This summer the “Arab Spring” seems to be getting hot as hell, even beyond the “war-is-hell” sense. Masses of Egyptians are rallying in Tahrir Square to protest the military’s latest moves; Syria downs a Turkish fighter jet; there are increasing riots in Sudan not related to the secession of the south; and the list goes on. But below the North African countries where the jasmine-tinted winds of change first blew away dictators in Tunisia, Egypt and Libya (with the anti-dictatorial aroma catching on in Yemen and reaching as far east as Bahrain) there is a crisis which is not being covered. The hot topic should be the Sahel, the region that cuts across Africa in a dry zone of perpetual dearth and periodic death.

In a special report on Al Jazeera, it is reported that 15 million people are affected by a severe drought combined with ineffective government assistance programs and decreasing food supply. The report provides a country-by-country breakdown of the problem. Consider the situation in Mali, for example:

Prices of millet and sorghum grain have risen significantly after harvests in 2012 were 25 per cent lower than in 2011. Political instability, following a coup in March 2012 and the breakup of Northern Mali into the self-proclaimed state of Azawad, has further hampered the ability of aid agencies to assess needs and deliver the necessary aid to this landlocked country.

The UN Office for Coordination of Humanitarian Affairs (OCHA) reported that more than a million children face acute malnutrition, with as many as 146,000 people displaced into Niger, Burkina Faso and Mauritania, under deteriorating circumstances.
People affected: 3-4million.

The Sahel drought stretches from Mauritania on the Atlantic ocean westward to Chad, affecting seven countries directly. But neighboring countries feel the effect, especially with the recent increase in refugees. Here the problem is not pure politics, but political instability combined with inhospitable weather and a basic worldwide indifference to the plight of the millions of people living here. With the Euro crisis dominating economic news and austerity the mantra for the developed countries of the 21st century, help is not likely to be on the way soon. Christian missionaries spend their millions on saving what they consider lost souls, as though dead bodies do not trump such an abstract goal.

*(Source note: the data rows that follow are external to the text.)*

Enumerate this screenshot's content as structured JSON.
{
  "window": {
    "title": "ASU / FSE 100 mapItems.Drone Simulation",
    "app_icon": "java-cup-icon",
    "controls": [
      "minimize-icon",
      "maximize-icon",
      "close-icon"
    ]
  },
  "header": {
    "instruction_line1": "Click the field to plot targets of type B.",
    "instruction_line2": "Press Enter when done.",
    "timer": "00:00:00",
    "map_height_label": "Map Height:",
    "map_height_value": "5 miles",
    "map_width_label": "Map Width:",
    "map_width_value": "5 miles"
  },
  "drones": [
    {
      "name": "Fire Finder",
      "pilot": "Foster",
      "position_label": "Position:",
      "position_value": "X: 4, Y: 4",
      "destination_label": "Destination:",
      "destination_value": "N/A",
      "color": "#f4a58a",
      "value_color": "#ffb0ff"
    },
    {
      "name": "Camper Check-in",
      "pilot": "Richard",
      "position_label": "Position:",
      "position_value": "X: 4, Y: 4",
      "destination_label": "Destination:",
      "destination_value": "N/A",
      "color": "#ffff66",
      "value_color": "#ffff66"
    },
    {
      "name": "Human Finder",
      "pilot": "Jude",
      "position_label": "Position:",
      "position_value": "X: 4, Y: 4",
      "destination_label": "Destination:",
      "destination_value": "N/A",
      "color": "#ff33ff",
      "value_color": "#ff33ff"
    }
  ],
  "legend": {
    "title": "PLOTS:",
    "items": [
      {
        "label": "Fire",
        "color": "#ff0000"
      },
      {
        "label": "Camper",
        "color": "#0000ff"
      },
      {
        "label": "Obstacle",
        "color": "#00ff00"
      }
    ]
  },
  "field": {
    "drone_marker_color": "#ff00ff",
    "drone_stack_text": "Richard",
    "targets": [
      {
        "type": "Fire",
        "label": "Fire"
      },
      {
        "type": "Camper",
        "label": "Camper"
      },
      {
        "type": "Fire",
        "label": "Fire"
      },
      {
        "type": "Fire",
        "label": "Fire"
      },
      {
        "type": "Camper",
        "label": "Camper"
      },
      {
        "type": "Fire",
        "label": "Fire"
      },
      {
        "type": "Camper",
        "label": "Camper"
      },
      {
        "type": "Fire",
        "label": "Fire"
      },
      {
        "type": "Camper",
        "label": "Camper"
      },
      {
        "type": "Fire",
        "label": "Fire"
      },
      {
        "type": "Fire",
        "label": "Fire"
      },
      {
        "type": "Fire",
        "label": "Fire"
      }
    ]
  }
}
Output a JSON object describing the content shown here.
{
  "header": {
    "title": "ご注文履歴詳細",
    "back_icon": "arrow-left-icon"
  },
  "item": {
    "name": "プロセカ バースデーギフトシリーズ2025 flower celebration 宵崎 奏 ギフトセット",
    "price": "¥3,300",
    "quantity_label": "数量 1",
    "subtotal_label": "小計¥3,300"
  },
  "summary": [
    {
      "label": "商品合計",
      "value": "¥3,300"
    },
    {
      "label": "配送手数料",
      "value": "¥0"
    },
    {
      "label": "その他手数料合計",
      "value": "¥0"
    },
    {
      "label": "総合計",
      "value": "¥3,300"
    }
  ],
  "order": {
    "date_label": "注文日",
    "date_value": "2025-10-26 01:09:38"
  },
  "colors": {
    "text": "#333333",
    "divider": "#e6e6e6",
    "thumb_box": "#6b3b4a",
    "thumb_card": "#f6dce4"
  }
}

The lesson that most pundits take from the “Arab Spring” is that people everywhere want to be “free.” Of course, no one is ever free of the economic systems that with political power dominate us all, some systems to greater extents than others. But the greatest freedom, or at least the most basic, must be the freedom to survive. This is a freedom denied to millions facing the ongoing drought in the Sahel. We are not talking about people too lazy to work or illegal aliens, but people trapped in a combined ecological and political incendiary. God, no matter how you style your deity, seems preoccupied with other parts of this vast galactic expanse and we mere mortals are all trapped in our indifference. The question is not “Am I my brother’s keeper?” but why we are not even weepers for our brothers and sisters in the Sahel.

Daniel Martin Varisco